As a charity, you won’t need to pay tax on most kinds of income or gains – so long as the money is used for charitable purposes. However, while charities usually have smaller tax bills than other types of organisations, they’re not completely exempt.
It’s important to understand how much tax you need to pay and what the exemptions are so you can run your organisation efficiently and stay in HMRC’s good books. Here’s what you need to know.
What are charities exempt from?
Once you’re registered as a charity, you will be eligible for a number of tax exemptions and discounts on income such as donations, trading profits and investment income.
If tax is deducted from income from donations, you’ll be able to claim that tax back using the online charities service.
Generally speaking, charities are exempt from corporation tax. You won’t need to complete a corporation tax return unless:
- your charity has any taxable income or gains not covered by reliefs or exemptions
- HMRC has specifically asked you to file a corporation tax return.
For example, you may need to pay corporation tax on non-charitable profits, as this may not be exempt.
You’ll also need to file a return if HMRC requests one – even if there is no liability. Otherwise, your charity will incur penalties.
As mentioned, in most cases charities don’t need to pay tax on income used for “charitable purposes” – but what exactly does this mean?
According to the Charities Act, charitable purposes are actions that help the public and further the organisation’s charitable objectives. These objectives can include:
- relieving poverty
- the arts
- human rights
- animal welfare.
Operational expenses such as paying rent and employee wages also further charitable objectives, and so are also exempt.
However, your charity may be taxed on any non-charitable income or activity deemed not directly linked with building the charity or fundraising – unless it falls under the small trade exemption limit.
Small trade exemption limit
The small trade exemption limit is the maximum amount of money a charity can spend on non-charitable purposes before it needs to pay tax on it.
Your charity’s limit depends on its overall annual income, but the maximum ranges from £5,000 for small organisations to £50,000 for larger charities.
This means that if you manage your charity finances well, you may not need to pay any tax on your annual income.
When do charities pay tax?
Your charity will need to pay tax on any dividends received from UK companies before April 2016 and on any profits gained from developing land or property.
Purchases are also taxed, but special VAT rules do apply. Charities pay a discounted 5% VAT rate or flat rate on certain goods and services such as construction services, medicine and aids for disabled people.
When it comes to non-domestic buildings, charities need to pay business rates, but do get a generous 80% discount on their bills.
If your charity sells goods and services to customers, you’ll need to pay close attention to all trading activities to ensure you’re making the most of your money.
Because of this, many charities choose to use a subsidiary trading company to trade on their behalf.
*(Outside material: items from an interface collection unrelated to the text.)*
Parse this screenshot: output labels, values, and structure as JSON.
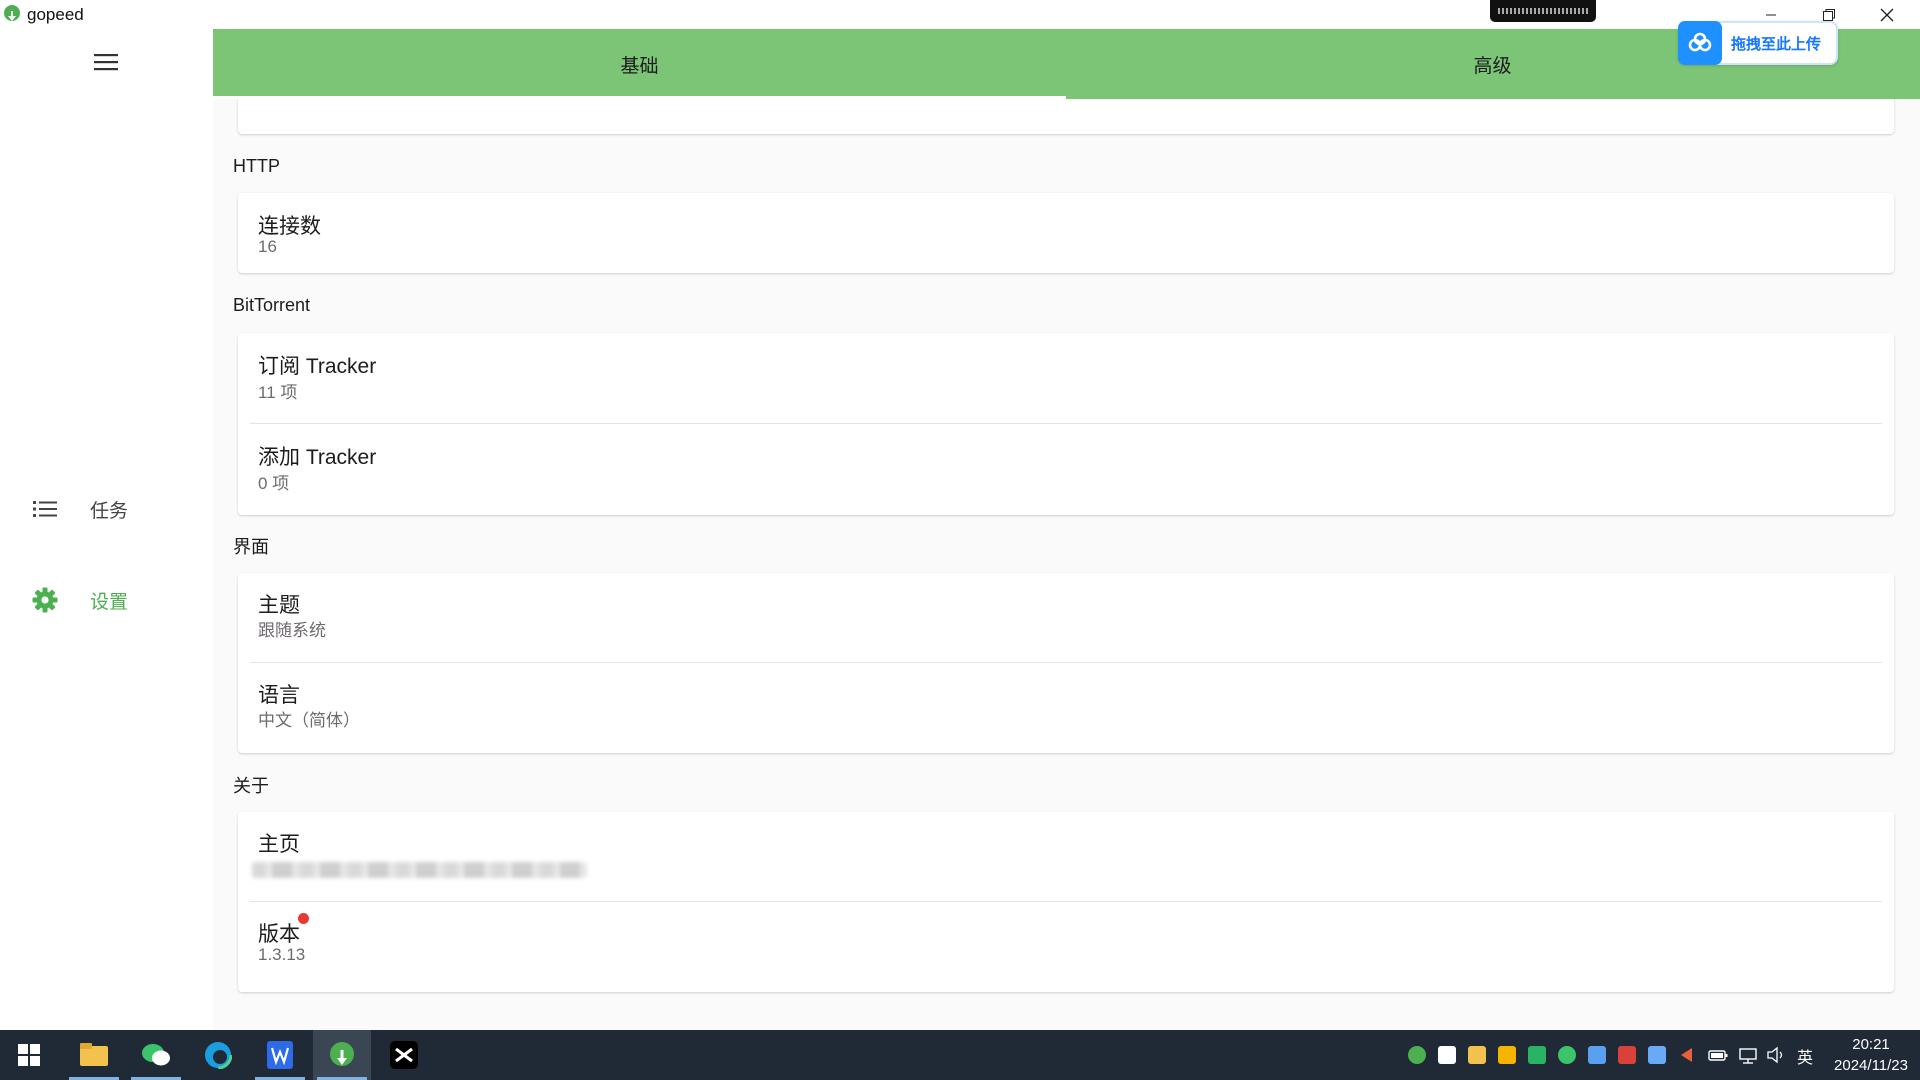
{
  "app": {
    "title": "gopeed"
  },
  "upload_widget": {
    "label": "拖拽至此上传"
  },
  "sidebar": {
    "items": [
      {
        "label": "任务",
        "icon": "list-icon",
        "active": false
      },
      {
        "label": "设置",
        "icon": "gear-icon",
        "active": true
      }
    ]
  },
  "tabs": [
    {
      "label": "基础",
      "active": true
    },
    {
      "label": "高级",
      "active": false
    }
  ],
  "sections": {
    "http": {
      "title": "HTTP",
      "rows": [
        {
          "title": "连接数",
          "value": "16"
        }
      ]
    },
    "bittorrent": {
      "title": "BitTorrent",
      "rows": [
        {
          "title": "订阅 Tracker",
          "value": "11 项"
        },
        {
          "title": "添加 Tracker",
          "value": "0 项"
        }
      ]
    },
    "ui": {
      "title": "界面",
      "rows": [
        {
          "title": "主题",
          "value": "跟随系统"
        },
        {
          "title": "语言",
          "value": "中文（简体）"
        }
      ]
    },
    "about": {
      "title": "关于",
      "rows": [
        {
          "title": "主页",
          "value": ""
        },
        {
          "title": "版本",
          "value": "1.3.13"
        }
      ]
    }
  },
  "taskbar": {
    "input_method": "英",
    "time": "20:21",
    "date": "2024/11/23"
  },
  "colors": {
    "accent": "#7cc576",
    "active_nav": "#4caf50",
    "badge": "#e53935",
    "taskbar": "#1f2a36"
  }
}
This is particularly useful if your charity makes a profit higher than the small trading tax exemption limit, or if you want to protect its assets from trading losses.
Making a difference
While charities have access to more generous reliefs and exemptions than other organisations, managing the tax obligations can be complicated. All the admin required to keep on top of everything can eat into valuable time you could be spending on furthering your charity’s mission.
With years of experience providing specialist accounting and taxation services for charities, we’ll help you meet your obligations and claim all the tax reliefs and discounts you’re eligible for. We can manage your accounts as well as help you plan ahead to maximise your savings.
Get in touch with us to find out how to make the most out of your organisation’s money.